There is nothing special about quilts, but they well represent an aspect of the intangible quality of life that, my sister worries, “globalization” is destroying. It’s not; it’s creating it. Her spiritual life will be fine. I know mine is.
Of course, my sister would ask, as you may ask, “What are the old Hoosier church ladies doing, now that the Chinese are making good quilts ?” The answer is that I don’t know, but I would bet they are making vastly better quilts than their mothers ever made, or something else equally attractive.
In the ’60s, my brother, who was the pioneer sort, bought one of the first small Honda cars in France. Everyone laughed at his lack of discernment. Are you following me?
French food is excellent today, in the restaurants, in the street markets, and even in the supermarkets. When I was a child, much everyday French food was downright gross. As
Why isn’t the accumulated wisdom of the economic disciplines sufficient to counter the lies and childish nightmares of the Left?
you know, there are McDonald’s in France today. They are few and expensive, and they serve better fare than those in the United States. I wish they would hide them better, but their presence is a small price to pay for a package that also includes gambas from West Africa and fish sauce from Vietnam.
There is more. I have not done a census but I would bet good money that there are more active painters in Santa Cruz, California, population 60,000, than in any French city three times its size. My wife is one of them. Performing a tight calculation, I am able to identify an important factor that allows her to stay home and cultivate her avocation. The opportunity cost of her doing so, given her specific marketability, is approximately equal to the difference between an American professor’s salary and his French colleague’s; that’s about 50%.

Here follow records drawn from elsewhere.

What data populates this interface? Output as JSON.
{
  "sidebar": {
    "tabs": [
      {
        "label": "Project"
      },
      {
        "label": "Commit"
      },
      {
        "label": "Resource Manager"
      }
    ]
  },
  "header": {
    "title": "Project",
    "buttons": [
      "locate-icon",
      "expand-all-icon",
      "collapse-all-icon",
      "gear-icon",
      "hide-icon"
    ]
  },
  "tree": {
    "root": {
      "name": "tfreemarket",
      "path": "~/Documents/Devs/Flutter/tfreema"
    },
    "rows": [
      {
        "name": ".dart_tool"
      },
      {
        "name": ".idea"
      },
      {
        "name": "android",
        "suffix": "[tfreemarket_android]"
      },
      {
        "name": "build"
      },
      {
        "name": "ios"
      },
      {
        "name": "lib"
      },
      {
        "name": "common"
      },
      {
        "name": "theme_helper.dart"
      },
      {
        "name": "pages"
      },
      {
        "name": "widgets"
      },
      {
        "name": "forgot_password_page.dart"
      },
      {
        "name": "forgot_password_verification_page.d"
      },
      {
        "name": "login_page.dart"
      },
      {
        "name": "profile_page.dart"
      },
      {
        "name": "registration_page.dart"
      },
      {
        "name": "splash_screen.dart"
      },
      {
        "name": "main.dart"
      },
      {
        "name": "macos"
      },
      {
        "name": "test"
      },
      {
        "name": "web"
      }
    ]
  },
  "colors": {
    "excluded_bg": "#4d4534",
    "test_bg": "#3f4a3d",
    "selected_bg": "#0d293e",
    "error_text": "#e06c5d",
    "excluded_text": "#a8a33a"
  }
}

Guess which country is more open to international trade and to cross-border movements of capital? Perhaps it’s a coincidence, but it may not be. Cultural and historical factors certainly are not biased in favor of the argument I make here. Other things being equal, you would expect any French town to be more propitious to conventional art creation than any American town the same size. The number of artists has not decreased in France; it has just risen greatly in some parts of the United States. This must have helped improve the “spiritual” health of the artists and of their neighbors. And again, Americans’ increasing ability to make art has not hurt the French, except, a very few, in their ego.

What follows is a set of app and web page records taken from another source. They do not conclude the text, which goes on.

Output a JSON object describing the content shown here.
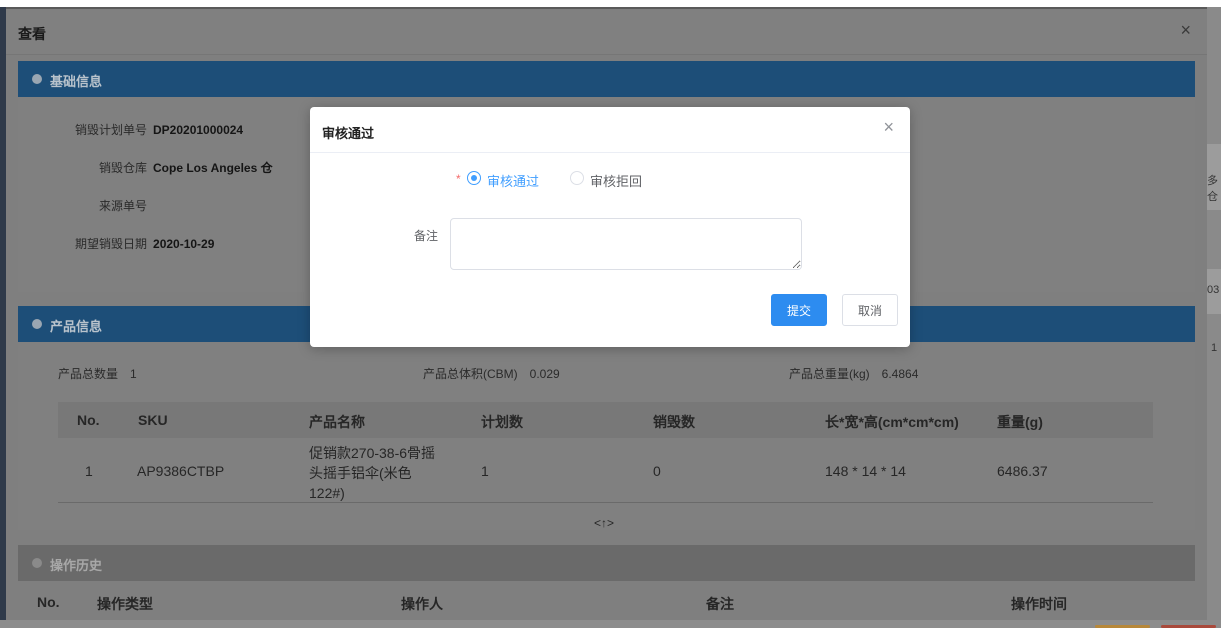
{
  "panel": {
    "title": "查看",
    "close_glyph": "×"
  },
  "basic_section": {
    "title": "基础信息",
    "fields": [
      {
        "label": "销毁计划单号",
        "value": "DP20201000024"
      },
      {
        "label": "销毁仓库",
        "value": "Cope Los Angeles 仓"
      },
      {
        "label": "来源单号",
        "value": ""
      },
      {
        "label": "期望销毁日期",
        "value": "2020-10-29"
      }
    ]
  },
  "product_section": {
    "title": "产品信息",
    "stats": [
      {
        "label": "产品总数量",
        "value": "1"
      },
      {
        "label": "产品总体积(CBM)",
        "value": "0.029"
      },
      {
        "label": "产品总重量(kg)",
        "value": "6.4864"
      }
    ],
    "columns": [
      "No.",
      "SKU",
      "产品名称",
      "计划数",
      "销毁数",
      "长*宽*高(cm*cm*cm)",
      "重量(g)"
    ],
    "rows": [
      {
        "no": "1",
        "sku": "AP9386CTBP",
        "name": "促销款270-38-6骨摇头摇手铝伞(米色 122#)",
        "planned": "1",
        "destroyed": "0",
        "dimensions": "148 * 14 * 14",
        "weight": "6486.37"
      }
    ],
    "expand_glyph": "<↑>"
  },
  "history_section": {
    "title": "操作历史",
    "columns": [
      "No.",
      "操作类型",
      "操作人",
      "备注",
      "操作时间"
    ]
  },
  "dialog": {
    "title": "审核通过",
    "close_glyph": "×",
    "required_mark": "*",
    "options": [
      {
        "label": "审核通过",
        "checked": true
      },
      {
        "label": "审核拒回",
        "checked": false
      }
    ],
    "remark_label": "备注",
    "remark_value": "",
    "submit_label": "提交",
    "cancel_label": "取消"
  },
  "colors": {
    "primary": "#2d8cf0",
    "radio_active": "#409eff",
    "required": "#f56c6c",
    "section_bar": "#3a8fd0"
  },
  "background_fragments": {
    "right_texts": [
      "多仓",
      "03",
      "1"
    ]
  }
}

Globalization, the opening of borders to merchandise, services, and capital, fosters local specialization. When people specialize, they tend to do everything they do better. The fact that they become more productive in a tangible, measurable sense has been known since David Ricardo, who lived a long time ago. The underlying thinking is that they improve at what they already did well. Another, unexpected, indirect consequence of globalization is that it also allows people to become better at some of the things they don’t do especially well, such as painting. That has to be good for the soul.
Incidentally, there is even more lavender honey, and thyme honey, and chestnut honey, in my sister’s town market than there was 30 years ago. That’s because the local hippie beekeepers can afford to experiment, more than ever, with their bees. Bless their hearts!
And, yes, you economics-trained people, I know this story does not begin to explain the doctrine of comparative advantage in its fullness and in its majesty. I don’t think I even need to say those words — words that have put to sleep generations of average Econ 201 students — in order to make my central point. Just think “quilts” and “lavender honey.”